Ecologist Dzaeman Dzulkifli describes how he taps on artificial intelligence and satellite imagery, as well as on-the-ground help from Malaysia's Orang Asli community to help protect and rebuild the nation's natural gardens
Forests play a vital role in stabilising the world’s climate. According to the International Union for Conservation of Nature, about 2.6 billion tonnes of carbon dioxide—or one-third of the CO2 released from burning fossil fuels—is absorbed by forests every year.
Recent data from the Rainforest Foundation Norway, however, revealed that humans have stripped the planet of two-thirds of its original tropical rainforest. Furthermore, only 36 percent of about 14.5 million square kilometres of tropical rainforest that once covered Earth’s surface remains intact.
In Malaysia, more than half of the country is forested, with an estimated 18.2 million hectares under forest cover. But since the start of the millennium, it has lost a fifth of its tree cover due to deforestation, according to Global Forest Watch.
Since 2015, however, Malaysia has seen a drop in the rate of forest loss—news that ecologist Dzaeman Dzulkifli cautions could be due to there being very little natural forest left to be cultivated for agriculture or other means.
Dzaeman's affinity with nature was born from his exposure to the natural world from a young age. As a child, he would often explore the coastal forests and mangrove swamps around his home in the East Coast of Malaysia.
In 2012, he founded the non-government organisation, Tropical Rainforest Conservation & Research Centre (TRCRC), in hope of helping to preserve and restore the tropical rainforests around Malaysia.
Under his leadership as executive director, TRCRC has developed unique strategies that leverage both technology as well as the natural protectors of the forest, the Orang Asli (Malay for indigenous people), who are already working as forest rangers.
Under one of its initiatives, TRCRC trains the Orang Asli in the Belum Rainforest Reserve in the state of Perak to identify key tree species that can be used for forest restoration. They would also monitor, collect and grow them in nurseries in their villages. Dzaeman says such initiatives provide the Orang Asli with job opportunities in environments with which they are comfortable and where they call home.
[Businesses] that are reluctant to take steps to reduce their environmental impact will eventually lose their market edge to those who want to make a difference
Technology is also being used to help save the forest. Dzaeman and his team use satellite images and change detection tools enables to monitor the forests more effectively—any change can be detected as fast as eight hours from a clearing incident, he says.
Malaysia’s federal government is also showing strong support, as it recently rolled out a five-year campaign to plant more than 100 million trees across the country. Despite the widespread enthusiasm expressed by different stakeholders towards planting more trees, Dzaeman emphasizes that careful planning is needed.
“We must avoid planting trees for the sake of planting,” he says. “Planting the wrong tree at the wrong place and time could have a negative effect on the biodiversity of the forest that is being restored.

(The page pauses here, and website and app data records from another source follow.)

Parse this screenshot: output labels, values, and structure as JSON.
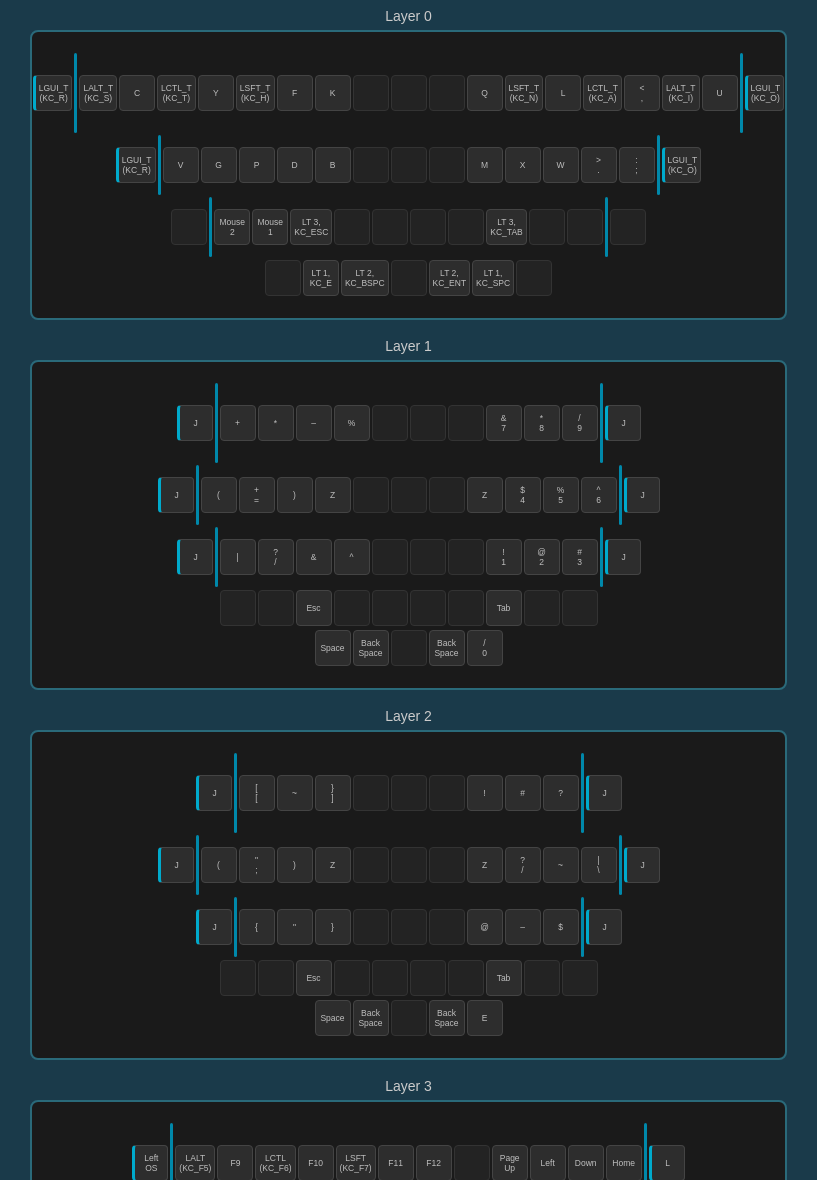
{
  "layers": [
    {
      "title": "Layer 0",
      "id": "layer0"
    },
    {
      "title": "Layer 1",
      "id": "layer1"
    },
    {
      "title": "Layer 2",
      "id": "layer2"
    },
    {
      "title": "Layer 3",
      "id": "layer3"
    }
  ]
}
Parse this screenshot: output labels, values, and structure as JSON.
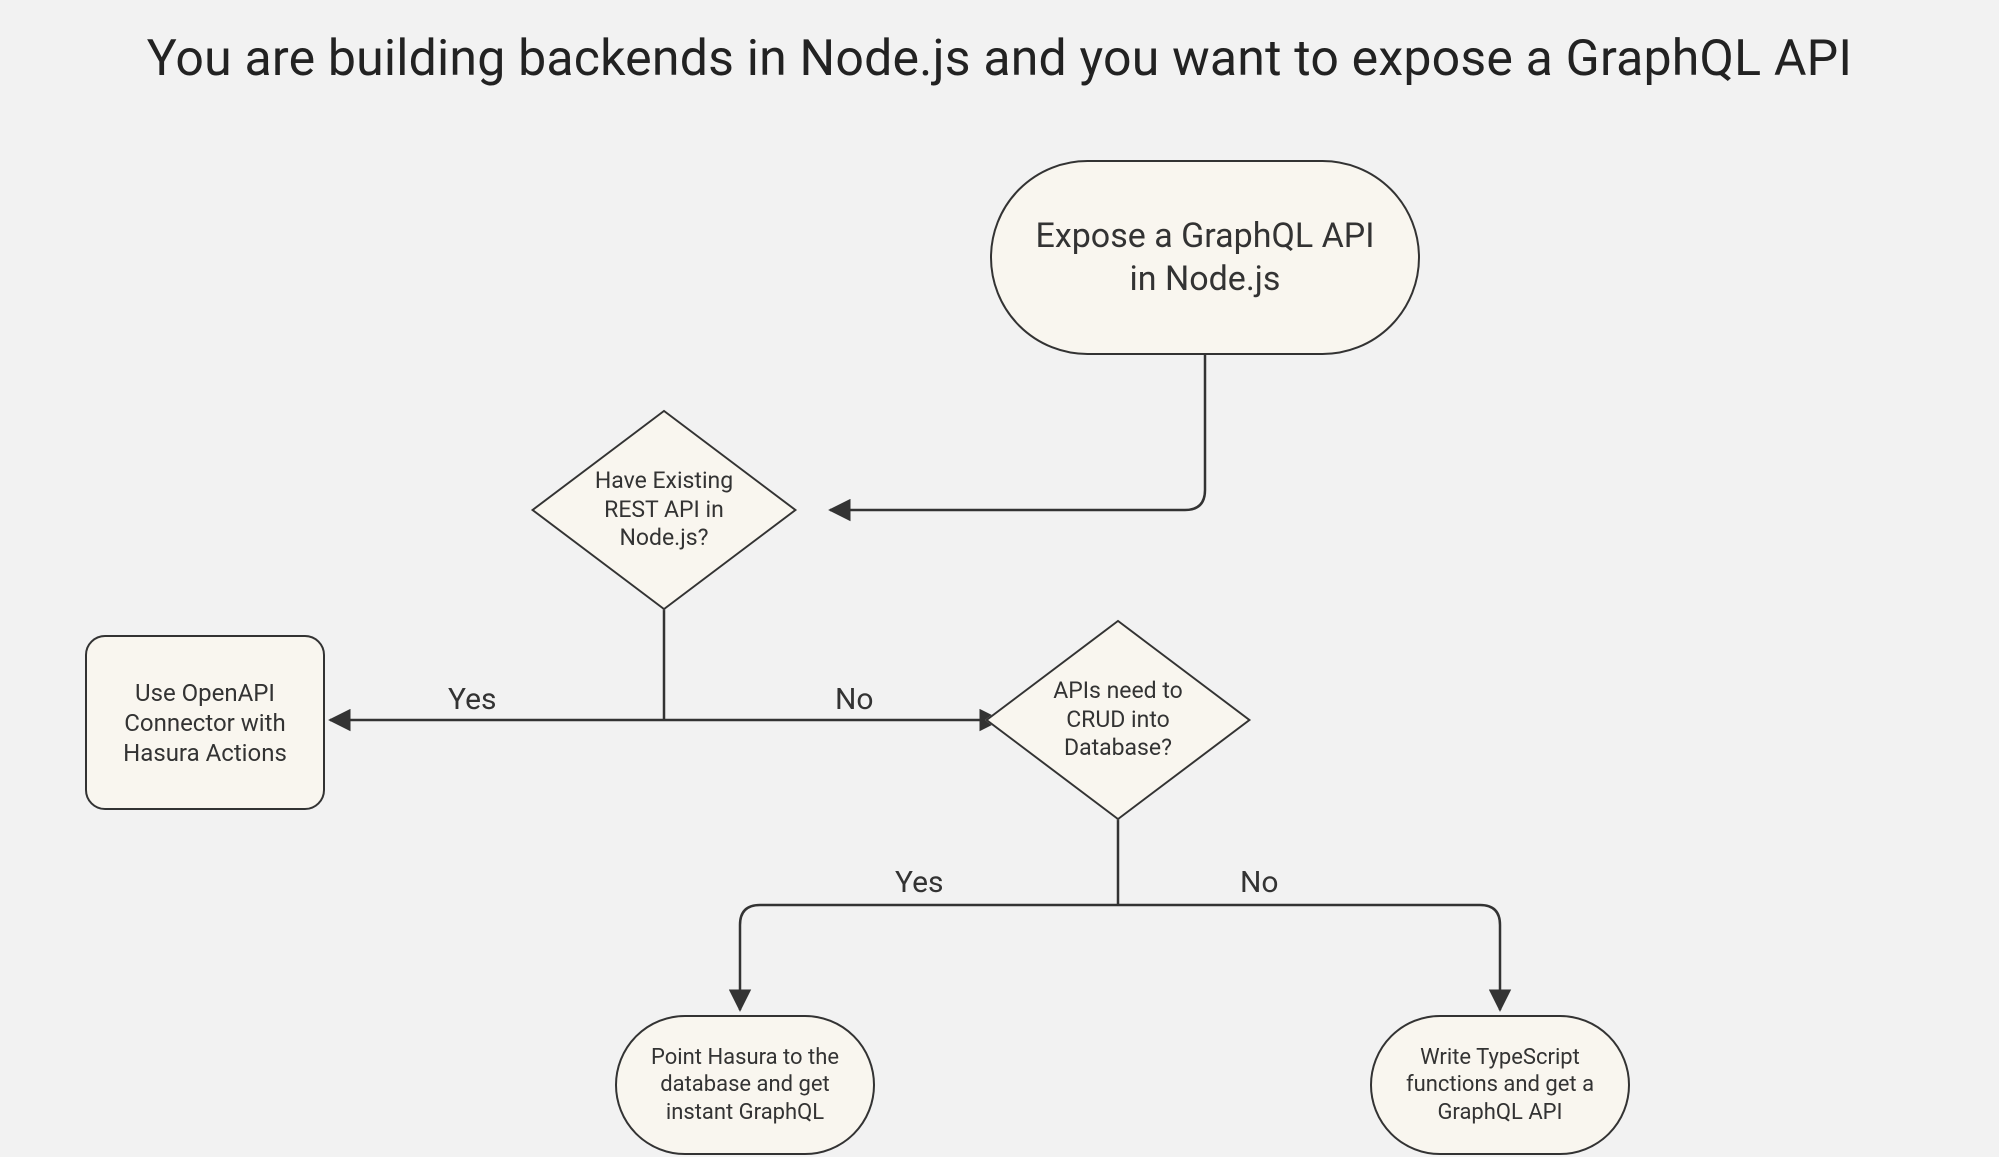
{
  "title": "You are building backends in Node.js and you want to expose a GraphQL API",
  "nodes": {
    "start": {
      "line1": "Expose a GraphQL API",
      "line2": "in Node.js"
    },
    "decision_rest": {
      "line1": "Have Existing",
      "line2": "REST API in",
      "line3": "Node.js?"
    },
    "use_openapi": {
      "line1": "Use OpenAPI",
      "line2": "Connector with",
      "line3": "Hasura Actions"
    },
    "decision_crud": {
      "line1": "APIs need to",
      "line2": "CRUD into",
      "line3": "Database?"
    },
    "point_hasura": {
      "line1": "Point Hasura to the",
      "line2": "database and get",
      "line3": "instant GraphQL"
    },
    "write_ts": {
      "line1": "Write TypeScript",
      "line2": "functions and get a",
      "line3": "GraphQL API"
    }
  },
  "edge_labels": {
    "rest_yes": "Yes",
    "rest_no": "No",
    "crud_yes": "Yes",
    "crud_no": "No"
  },
  "colors": {
    "bg": "#f2f2f2",
    "node_fill": "#f9f6ef",
    "stroke": "#333333"
  }
}
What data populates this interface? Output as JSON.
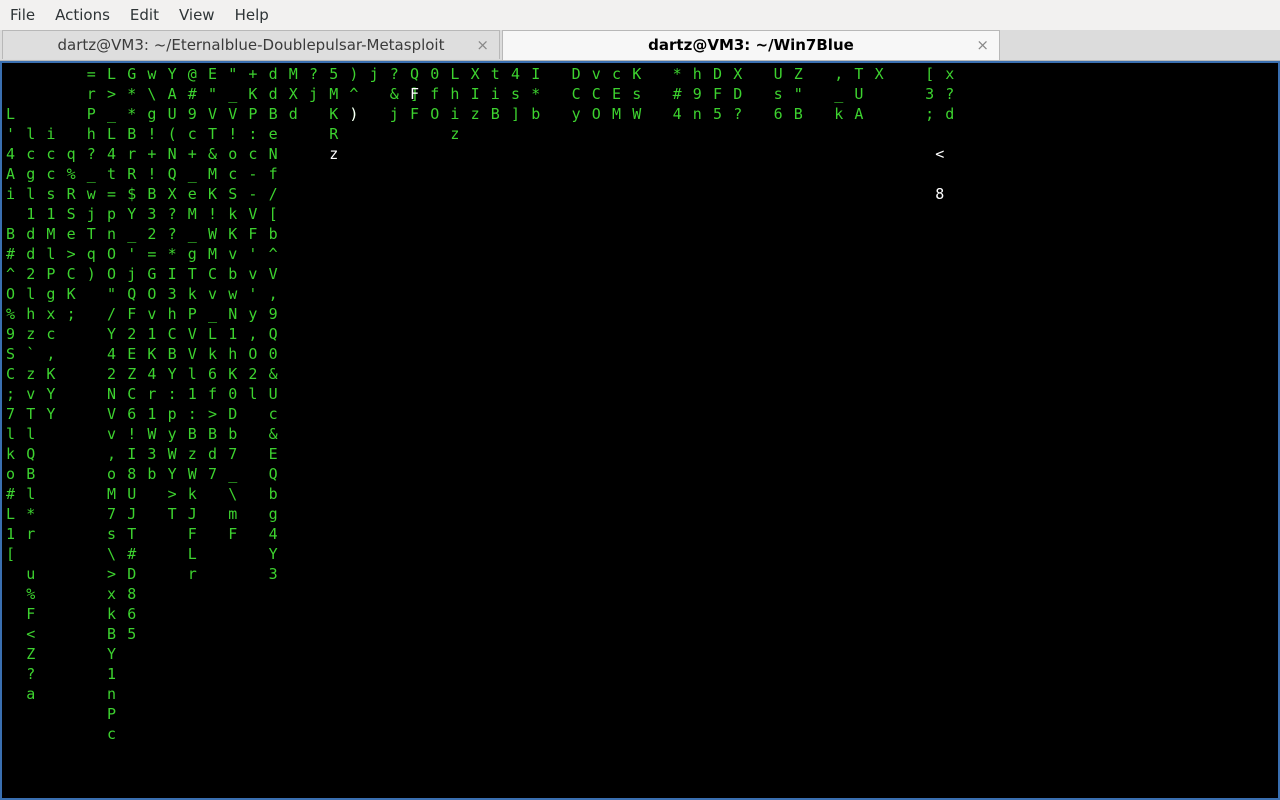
{
  "menubar": {
    "items": [
      "File",
      "Actions",
      "Edit",
      "View",
      "Help"
    ]
  },
  "tabs": [
    {
      "label": "dartz@VM3: ~/Eternalblue-Doublepulsar-Metasploit",
      "active": false
    },
    {
      "label": "dartz@VM3: ~/Win7Blue",
      "active": true
    }
  ],
  "tab_close_glyph": "×",
  "colors": {
    "rain_green": "#3dd22f",
    "rain_head": "#ffffff",
    "terminal_bg": "#000000",
    "focus_border": "#3a6fb0"
  },
  "matrix_columns": [
    {
      "col": 0,
      "chars": "..L'4Ai.B#^O%9SC;7lko#L1["
    },
    {
      "col": 2,
      "chars": "...lcgl1dd2lhz`zvTlQBl*r u%F<Z?a"
    },
    {
      "col": 4,
      "chars": "...iccs1MlPgxc,KYY"
    },
    {
      "col": 6,
      "chars": "....q%RSe>CK;"
    },
    {
      "col": 8,
      "chars": "=rPh?_wjTq)"
    },
    {
      "col": 10,
      "chars": "L>_L4t=pnOO\"/Y42NVv,oM7s\\>xkBY1nPc"
    },
    {
      "col": 12,
      "chars": "G**BrR$Y_'jQF2EZC6!I8UJT#D865"
    },
    {
      "col": 14,
      "chars": "w\\g!+!B32=GOv1K4r1W3b"
    },
    {
      "col": 16,
      "chars": "YAU(NQX??*I3hCBY:pyWY>T"
    },
    {
      "col": 18,
      "chars": "@#9c+_eM_gTkPVVl1:BzWkJFLr"
    },
    {
      "col": 20,
      "chars": "E\"VT&MK!WMCv_Lk6f>Bd7"
    },
    {
      "col": 22,
      "chars": "\"_V!ocSkKvbwN1hK0Db7_\\mF"
    },
    {
      "col": 24,
      "chars": "+KP:c--VF'v'y,O2l"
    },
    {
      "col": 26,
      "chars": "ddBeNf/[b^V,9Q0&Uc&EQbg4Y3"
    },
    {
      "col": 28,
      "chars": "MXd"
    },
    {
      "col": 30,
      "chars": "?j"
    },
    {
      "col": 32,
      "chars": "5MKR"
    },
    {
      "col": 34,
      "chars": ")^)"
    },
    {
      "col": 36,
      "chars": "j"
    },
    {
      "col": 38,
      "chars": "?&j"
    },
    {
      "col": 40,
      "chars": "Q]F"
    },
    {
      "col": 42,
      "chars": "0fO"
    },
    {
      "col": 44,
      "chars": "Lhiz"
    },
    {
      "col": 46,
      "chars": "XIz"
    },
    {
      "col": 48,
      "chars": "tiB"
    },
    {
      "col": 50,
      "chars": "4s]"
    },
    {
      "col": 52,
      "chars": "I*b"
    },
    {
      "col": 56,
      "chars": "DCy"
    },
    {
      "col": 58,
      "chars": "vCO"
    },
    {
      "col": 60,
      "chars": "cEM"
    },
    {
      "col": 62,
      "chars": "KsW"
    },
    {
      "col": 66,
      "chars": "*#4"
    },
    {
      "col": 68,
      "chars": "h9n"
    },
    {
      "col": 70,
      "chars": "DF5"
    },
    {
      "col": 72,
      "chars": "XD?"
    },
    {
      "col": 76,
      "chars": "Us6"
    },
    {
      "col": 78,
      "chars": "Z\"B"
    },
    {
      "col": 82,
      "chars": ",_k"
    },
    {
      "col": 84,
      "chars": "TUA"
    },
    {
      "col": 86,
      "chars": "X"
    },
    {
      "col": 91,
      "chars": "[3;"
    },
    {
      "col": 93,
      "chars": "x?d"
    }
  ],
  "white_glyphs": [
    {
      "col": 40,
      "row": 1,
      "ch": "F"
    },
    {
      "col": 34,
      "row": 2,
      "ch": ")"
    },
    {
      "col": 32,
      "row": 4,
      "ch": "z"
    },
    {
      "col": 92,
      "row": 4,
      "ch": "<"
    },
    {
      "col": 92,
      "row": 6,
      "ch": "8"
    }
  ]
}
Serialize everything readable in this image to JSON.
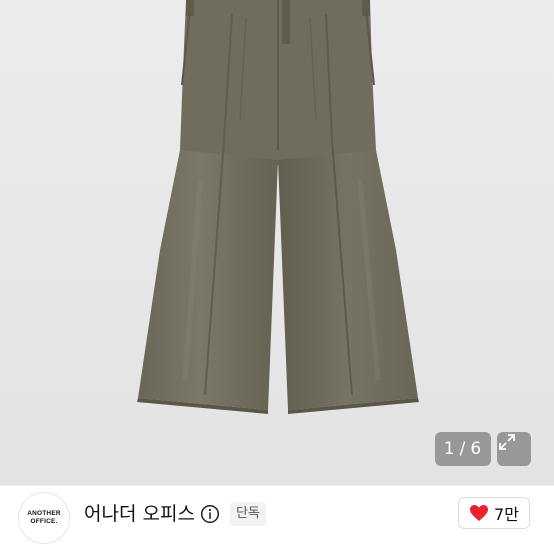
{
  "image": {
    "subject_icon": "pants-photo",
    "counter": {
      "current": "1",
      "separator": "/",
      "total": "6"
    },
    "expand_icon": "expand-icon"
  },
  "shop": {
    "logo_text": [
      "ANOTHER",
      "OFFICE."
    ],
    "name": "어나더 오피스",
    "info_icon": "info-icon",
    "badge": "단독",
    "likes": {
      "icon": "heart-icon",
      "count": "7만",
      "color": "#e8222e"
    }
  }
}
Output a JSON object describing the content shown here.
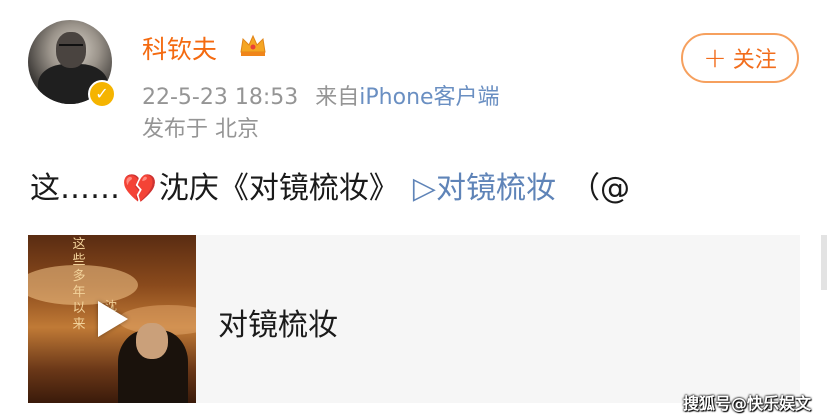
{
  "post": {
    "author": {
      "name": "科钦夫",
      "verified": true
    },
    "meta": {
      "time": "22-5-23 18:53",
      "source_prefix": "来自",
      "source": "iPhone客户端",
      "location": "发布于 北京"
    },
    "follow_button": {
      "plus": "+",
      "label": "关注"
    },
    "text": {
      "lead": "这……",
      "heart": "💔",
      "body": "沈庆《对镜梳妆》",
      "link": "▷对镜梳妆",
      "tail": "（@"
    },
    "card": {
      "title": "对镜梳妆",
      "cover_text_1": "这些多年以来",
      "cover_text_2": "沈庆"
    }
  },
  "watermark": "搜狐号@快乐娱文",
  "colors": {
    "username": "#f46a10",
    "link": "#5f84b8",
    "follow_border": "#f6a05e",
    "meta_gray": "#959595"
  }
}
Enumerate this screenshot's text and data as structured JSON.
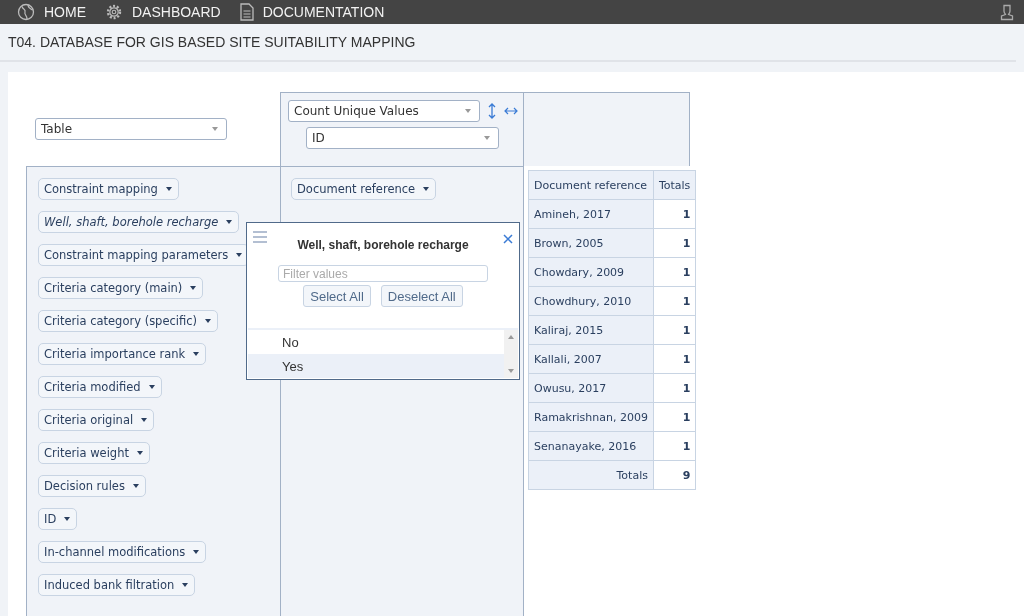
{
  "nav": [
    {
      "label": "HOME",
      "kind": "globe"
    },
    {
      "label": "DASHBOARD",
      "kind": "gear"
    },
    {
      "label": "DOCUMENTATION",
      "kind": "document"
    }
  ],
  "page_title": "T04. DATABASE FOR GIS BASED SITE SUITABILITY MAPPING",
  "renderer": "Table",
  "aggregator": "Count Unique Values",
  "aggregator_attribute": "ID",
  "column_fields": [
    {
      "label": "Document reference",
      "filtered": false
    }
  ],
  "unused_fields": [
    {
      "label": "Constraint mapping",
      "filtered": false
    },
    {
      "label": "Well, shaft, borehole recharge",
      "filtered": true
    },
    {
      "label": "Constraint mapping parameters",
      "filtered": false
    },
    {
      "label": "Criteria category (main)",
      "filtered": false
    },
    {
      "label": "Criteria category (specific)",
      "filtered": false
    },
    {
      "label": "Criteria importance rank",
      "filtered": false
    },
    {
      "label": "Criteria modified",
      "filtered": false
    },
    {
      "label": "Criteria original",
      "filtered": false
    },
    {
      "label": "Criteria weight",
      "filtered": false
    },
    {
      "label": "Decision rules",
      "filtered": false
    },
    {
      "label": "ID",
      "filtered": false
    },
    {
      "label": "In-channel modifications",
      "filtered": false
    },
    {
      "label": "Induced bank filtration",
      "filtered": false
    }
  ],
  "filter_popup": {
    "title": "Well, shaft, borehole recharge",
    "placeholder": "Filter values",
    "buttons": [
      "Select All",
      "Deselect All"
    ],
    "values": [
      {
        "label": "No",
        "selected": false
      },
      {
        "label": "Yes",
        "selected": true
      }
    ]
  },
  "table": {
    "columns": [
      "Document reference",
      "Totals"
    ],
    "rows": [
      {
        "label": "Amineh, 2017",
        "value": "1"
      },
      {
        "label": "Brown, 2005",
        "value": "1"
      },
      {
        "label": "Chowdary, 2009",
        "value": "1"
      },
      {
        "label": "Chowdhury, 2010",
        "value": "1"
      },
      {
        "label": "Kaliraj, 2015",
        "value": "1"
      },
      {
        "label": "Kallali, 2007",
        "value": "1"
      },
      {
        "label": "Owusu, 2017",
        "value": "1"
      },
      {
        "label": "Ramakrishnan, 2009",
        "value": "1"
      },
      {
        "label": "Senanayake, 2016",
        "value": "1"
      }
    ],
    "totals": {
      "label": "Totals",
      "value": "9"
    }
  }
}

In effect, they may cause more harm than good.”
According to Dzaeman, one of the biggest threats facing the forests in Malaysia today is the legalised conversion of forests into agricultural land.
“We should pay attention to forest degazetting,” he warns. “This is because not all states in Malaysia are required to make public announcements regarding change in land title.” Dzaeman cites Selangor as an example of a state that allows the public to voice out their opinion and halt the conversion of forested land.
He also advises businesses to integrate sustainable practices, as all businesses have an impact on the environment. “Being unsustainable will destroy the business you have created,” he says. “It can be caused by the over-exploitation of a resource which you depend on, destroying the soil you use to grow your crops, or due to the public not believing in your product because its environmental impact has become too great.”
“By taking steps towards reducing that impact, you’re showing the public how responsible you are and people will catch on to that and would want to support you. And those who are reluctant will eventually lose their market edge to those who want to make a difference.”